- _Work instruction_
Look through the entries below and show every line containing the word "MNIST".

─── Provided data

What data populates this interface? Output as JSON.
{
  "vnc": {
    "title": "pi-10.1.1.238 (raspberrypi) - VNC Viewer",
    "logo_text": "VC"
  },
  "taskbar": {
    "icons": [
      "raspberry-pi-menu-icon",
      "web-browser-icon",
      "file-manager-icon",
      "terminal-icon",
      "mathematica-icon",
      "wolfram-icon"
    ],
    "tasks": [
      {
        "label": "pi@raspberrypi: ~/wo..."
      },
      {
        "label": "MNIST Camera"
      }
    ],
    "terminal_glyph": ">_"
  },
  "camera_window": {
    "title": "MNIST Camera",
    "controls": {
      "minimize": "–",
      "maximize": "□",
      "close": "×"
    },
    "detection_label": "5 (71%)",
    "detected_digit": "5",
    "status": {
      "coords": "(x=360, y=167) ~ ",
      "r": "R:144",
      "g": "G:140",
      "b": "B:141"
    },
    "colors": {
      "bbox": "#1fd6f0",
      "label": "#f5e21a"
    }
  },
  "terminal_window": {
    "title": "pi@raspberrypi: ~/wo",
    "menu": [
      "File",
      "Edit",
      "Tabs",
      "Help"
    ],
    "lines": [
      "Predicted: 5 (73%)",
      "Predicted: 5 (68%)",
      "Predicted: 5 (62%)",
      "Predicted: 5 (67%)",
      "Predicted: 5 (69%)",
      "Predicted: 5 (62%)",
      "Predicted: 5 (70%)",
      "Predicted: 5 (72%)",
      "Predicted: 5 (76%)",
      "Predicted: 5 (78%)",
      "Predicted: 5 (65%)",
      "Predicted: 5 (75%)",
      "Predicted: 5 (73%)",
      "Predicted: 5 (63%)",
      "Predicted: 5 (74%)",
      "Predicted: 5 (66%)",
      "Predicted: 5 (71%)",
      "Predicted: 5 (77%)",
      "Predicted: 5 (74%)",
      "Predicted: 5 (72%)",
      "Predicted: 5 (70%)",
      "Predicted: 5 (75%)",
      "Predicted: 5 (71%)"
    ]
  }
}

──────

- _Expected answer_
        "label": "MNIST Camera"
    "title": "MNIST Camera",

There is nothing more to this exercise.